▸ Data supplied:
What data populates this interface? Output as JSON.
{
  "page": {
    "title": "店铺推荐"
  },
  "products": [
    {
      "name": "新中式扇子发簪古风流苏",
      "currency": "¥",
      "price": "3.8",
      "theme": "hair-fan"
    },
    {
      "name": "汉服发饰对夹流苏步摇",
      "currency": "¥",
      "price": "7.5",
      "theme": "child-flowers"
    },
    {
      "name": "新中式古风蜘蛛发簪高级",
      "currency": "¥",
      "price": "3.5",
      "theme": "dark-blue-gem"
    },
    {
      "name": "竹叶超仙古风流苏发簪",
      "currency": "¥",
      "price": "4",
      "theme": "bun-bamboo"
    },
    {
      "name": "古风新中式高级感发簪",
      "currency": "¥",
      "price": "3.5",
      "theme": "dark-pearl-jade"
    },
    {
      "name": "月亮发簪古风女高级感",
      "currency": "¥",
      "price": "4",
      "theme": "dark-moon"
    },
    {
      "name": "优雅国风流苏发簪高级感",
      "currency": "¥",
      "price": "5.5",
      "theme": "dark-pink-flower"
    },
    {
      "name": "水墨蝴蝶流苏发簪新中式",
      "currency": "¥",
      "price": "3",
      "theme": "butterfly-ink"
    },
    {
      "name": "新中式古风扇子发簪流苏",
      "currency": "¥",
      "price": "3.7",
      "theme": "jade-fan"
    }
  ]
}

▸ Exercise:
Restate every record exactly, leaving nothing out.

▸ Result of this task:
What data populates this interface? Output as JSON.
{
  "page": {
    "title": "店铺推荐"
  },
  "products": [
    {
      "name": "新中式扇子发簪古风流苏",
      "currency": "¥",
      "price": "3.8",
      "theme": "hair-fan"
    },
    {
      "name": "汉服发饰对夹流苏步摇",
      "currency": "¥",
      "price": "7.5",
      "theme": "child-flowers"
    },
    {
      "name": "新中式古风蜘蛛发簪高级",
      "currency": "¥",
      "price": "3.5",
      "theme": "dark-blue-gem"
    },
    {
      "name": "竹叶超仙古风流苏发簪",
      "currency": "¥",
      "price": "4",
      "theme": "bun-bamboo"
    },
    {
      "name": "古风新中式高级感发簪",
      "currency": "¥",
      "price": "3.5",
      "theme": "dark-pearl-jade"
    },
    {
      "name": "月亮发簪古风女高级感",
      "currency": "¥",
      "price": "4",
      "theme": "dark-moon"
    },
    {
      "name": "优雅国风流苏发簪高级感",
      "currency": "¥",
      "price": "5.5",
      "theme": "dark-pink-flower"
    },
    {
      "name": "水墨蝴蝶流苏发簪新中式",
      "currency": "¥",
      "price": "3",
      "theme": "butterfly-ink"
    },
    {
      "name": "新中式古风扇子发簪流苏",
      "currency": "¥",
      "price": "3.7",
      "theme": "jade-fan"
    }
  ]
}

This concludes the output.